But then he thought of his mother, who had died years ago. He thought of all the friends who'd died before him. And he thought of the woman he'd loved more than anyone else on earth, the woman whose loss he'd never quite managed to recover from.

He'd fulfilled his destiny. He'd kept the world safe, and been a symbol of truth and justice, just as Jonathan had foretold all those years ago. Even though he'd made mistakes, he'd done what he was meant to do.

And now, at last, his job was finished.

He lifted his head and faced the light unflinchingly. He and Jonathan walked forward, shoulder to shoulder.

Together, they stepped into the light.

Carry on, you will always remember
Carry on, nothing equals the splendor
Now your life's no longer empty
Surely heaven waits for you

-The End-

4 comments:

Tonya said...

It's nice to think that peace waits for him. Beautiful work, I love the song.

Anonymous said...

I like how the name of the his wife remained nameless; one can choose whomever we wish. But the real point was in belief, in whatever shape or form it takes.

- ichglaube.

SelfAppointedCritic said...

*sniffle* I knew I was in for a special (and emotional) treat as soon as I saw the title. What a wonderful story Elly; another tearjerker--but a happy one! Though I know I'm in the minority concerning Pa Kent, I have always loved SV's relationship between Jonathan & Clark. Yes, I was sad to see him go--at least that soon and the reasons for his departure. But he loves his son, that's always been evident, IMO. Every once in a while, when the reality of the nightmare SV has become too much, I pull out my early season DVD's, often just to watch that relationship. You, as always, have captured the special nature/closeness of that relationship and reflected it just beautifully. For me, you managed to immortalize it! Love the artwork too. Thank you so much for sharing your work with us!
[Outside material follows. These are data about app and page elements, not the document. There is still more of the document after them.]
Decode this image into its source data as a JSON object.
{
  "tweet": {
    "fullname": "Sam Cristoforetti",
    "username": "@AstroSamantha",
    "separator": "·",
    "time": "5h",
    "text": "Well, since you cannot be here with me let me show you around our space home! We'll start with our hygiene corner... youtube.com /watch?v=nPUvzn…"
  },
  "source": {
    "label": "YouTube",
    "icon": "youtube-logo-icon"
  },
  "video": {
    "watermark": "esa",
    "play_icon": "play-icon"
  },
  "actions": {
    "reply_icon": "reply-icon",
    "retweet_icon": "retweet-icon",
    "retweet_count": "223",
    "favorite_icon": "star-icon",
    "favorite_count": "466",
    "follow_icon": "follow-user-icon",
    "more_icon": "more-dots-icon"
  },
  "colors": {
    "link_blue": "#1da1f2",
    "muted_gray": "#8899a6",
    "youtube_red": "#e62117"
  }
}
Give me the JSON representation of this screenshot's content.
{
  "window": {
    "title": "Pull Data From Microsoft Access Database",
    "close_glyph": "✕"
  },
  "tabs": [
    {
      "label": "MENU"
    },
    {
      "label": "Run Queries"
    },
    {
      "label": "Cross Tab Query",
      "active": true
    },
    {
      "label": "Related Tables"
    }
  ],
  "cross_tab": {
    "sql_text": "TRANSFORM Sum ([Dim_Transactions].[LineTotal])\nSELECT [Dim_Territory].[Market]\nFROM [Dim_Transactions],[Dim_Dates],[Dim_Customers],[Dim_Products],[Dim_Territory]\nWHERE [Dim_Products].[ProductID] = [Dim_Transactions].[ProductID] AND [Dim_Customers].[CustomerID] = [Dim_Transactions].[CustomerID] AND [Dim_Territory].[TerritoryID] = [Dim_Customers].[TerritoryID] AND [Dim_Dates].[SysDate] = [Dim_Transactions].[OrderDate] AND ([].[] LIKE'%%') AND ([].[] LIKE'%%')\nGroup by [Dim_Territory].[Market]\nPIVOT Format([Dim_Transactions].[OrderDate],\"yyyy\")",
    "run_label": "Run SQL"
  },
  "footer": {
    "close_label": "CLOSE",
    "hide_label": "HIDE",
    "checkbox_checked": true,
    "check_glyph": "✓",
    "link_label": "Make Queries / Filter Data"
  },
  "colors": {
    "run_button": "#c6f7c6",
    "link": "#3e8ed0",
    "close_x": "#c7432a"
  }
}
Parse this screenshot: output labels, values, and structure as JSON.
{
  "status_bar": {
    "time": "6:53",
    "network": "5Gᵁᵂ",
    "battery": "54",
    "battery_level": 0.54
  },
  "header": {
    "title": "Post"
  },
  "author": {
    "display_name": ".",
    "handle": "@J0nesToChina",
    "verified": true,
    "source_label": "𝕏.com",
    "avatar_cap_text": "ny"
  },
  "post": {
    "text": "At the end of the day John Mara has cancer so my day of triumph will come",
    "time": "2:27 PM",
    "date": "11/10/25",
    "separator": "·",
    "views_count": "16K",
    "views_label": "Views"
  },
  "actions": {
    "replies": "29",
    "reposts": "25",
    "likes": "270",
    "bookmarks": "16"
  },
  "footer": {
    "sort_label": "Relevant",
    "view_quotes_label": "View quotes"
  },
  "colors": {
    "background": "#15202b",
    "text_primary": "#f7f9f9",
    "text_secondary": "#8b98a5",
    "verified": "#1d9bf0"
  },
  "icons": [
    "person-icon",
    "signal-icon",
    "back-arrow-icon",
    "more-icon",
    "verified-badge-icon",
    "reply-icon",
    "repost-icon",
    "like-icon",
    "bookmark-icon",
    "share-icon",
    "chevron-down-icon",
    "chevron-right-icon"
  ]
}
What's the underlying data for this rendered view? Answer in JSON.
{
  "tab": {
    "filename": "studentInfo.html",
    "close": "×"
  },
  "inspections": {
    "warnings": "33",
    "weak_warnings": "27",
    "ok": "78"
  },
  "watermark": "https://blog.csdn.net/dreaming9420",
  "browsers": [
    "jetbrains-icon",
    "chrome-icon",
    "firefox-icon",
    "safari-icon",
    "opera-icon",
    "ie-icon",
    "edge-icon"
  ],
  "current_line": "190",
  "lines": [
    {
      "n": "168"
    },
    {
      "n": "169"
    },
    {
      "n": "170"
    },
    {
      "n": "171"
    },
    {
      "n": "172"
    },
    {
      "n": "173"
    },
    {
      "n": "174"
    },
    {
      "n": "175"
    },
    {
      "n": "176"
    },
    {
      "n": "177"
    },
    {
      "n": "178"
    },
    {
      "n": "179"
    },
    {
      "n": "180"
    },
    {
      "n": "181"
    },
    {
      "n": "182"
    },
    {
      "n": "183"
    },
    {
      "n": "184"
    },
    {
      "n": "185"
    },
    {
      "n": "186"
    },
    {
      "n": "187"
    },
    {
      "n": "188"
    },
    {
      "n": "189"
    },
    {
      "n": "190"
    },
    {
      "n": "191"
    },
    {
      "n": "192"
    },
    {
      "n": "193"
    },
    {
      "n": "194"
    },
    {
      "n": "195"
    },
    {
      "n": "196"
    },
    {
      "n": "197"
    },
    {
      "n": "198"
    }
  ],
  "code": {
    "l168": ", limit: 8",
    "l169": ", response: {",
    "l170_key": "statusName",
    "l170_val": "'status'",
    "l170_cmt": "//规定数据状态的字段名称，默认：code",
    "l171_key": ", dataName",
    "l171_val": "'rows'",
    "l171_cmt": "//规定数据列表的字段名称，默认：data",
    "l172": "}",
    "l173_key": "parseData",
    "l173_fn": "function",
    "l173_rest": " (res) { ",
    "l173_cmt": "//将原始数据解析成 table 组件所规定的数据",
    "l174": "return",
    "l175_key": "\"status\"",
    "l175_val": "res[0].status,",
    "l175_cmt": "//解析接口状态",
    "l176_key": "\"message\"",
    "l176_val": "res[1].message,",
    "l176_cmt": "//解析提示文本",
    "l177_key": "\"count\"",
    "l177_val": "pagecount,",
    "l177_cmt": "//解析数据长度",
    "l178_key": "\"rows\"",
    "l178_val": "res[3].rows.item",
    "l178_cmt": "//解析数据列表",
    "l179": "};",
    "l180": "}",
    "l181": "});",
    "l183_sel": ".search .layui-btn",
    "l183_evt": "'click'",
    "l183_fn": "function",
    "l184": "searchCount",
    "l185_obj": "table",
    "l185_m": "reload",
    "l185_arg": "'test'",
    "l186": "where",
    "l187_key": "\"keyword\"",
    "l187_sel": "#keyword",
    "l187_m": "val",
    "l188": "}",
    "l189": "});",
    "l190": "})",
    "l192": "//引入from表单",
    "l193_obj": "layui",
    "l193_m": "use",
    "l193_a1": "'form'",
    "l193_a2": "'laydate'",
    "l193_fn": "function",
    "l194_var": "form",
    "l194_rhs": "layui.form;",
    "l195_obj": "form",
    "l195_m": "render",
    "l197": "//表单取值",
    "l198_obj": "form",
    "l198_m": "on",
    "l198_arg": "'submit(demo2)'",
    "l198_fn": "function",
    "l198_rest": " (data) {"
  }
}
Justine said...

Beautiful. I had to put the song on while I read it. Great song and great fic :D!